This episode features excerpts from an interview with Kitty Rapoli Brown, given by Christine Hewitt. Brown was born in 1907 of Hungarian immigrants. Her father worked at the National Conduit and Cable Mill for 35 years, in 12-hour shifts, five-and-a-half days a week. Her mother worked as a laundress and a cleaning maid. They heated their home with leftover wood and bought their flour and onions in large sacks; they also went to the dance hall, played in marching bands, and sat around for long storytelling sessions. As Brown recalls, “We had no poor people in Hastings then.
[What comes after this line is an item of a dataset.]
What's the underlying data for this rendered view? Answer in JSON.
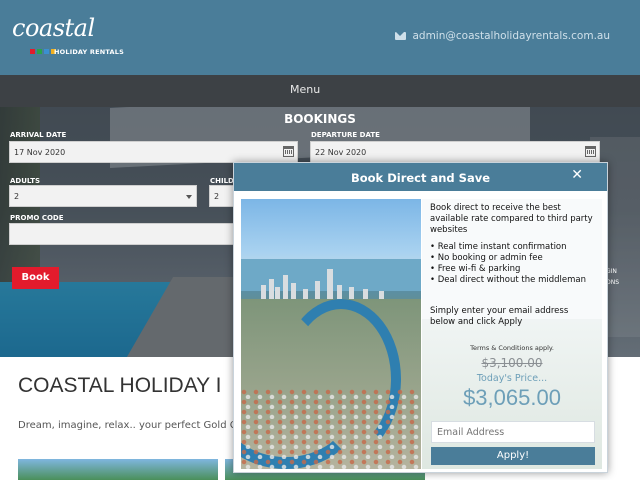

We were all the same.”
Beth McDonald Wyman reads Brown’s account and Village Historian of Hastings-on-Hudson, Sue Smith, provides context on immigrant history.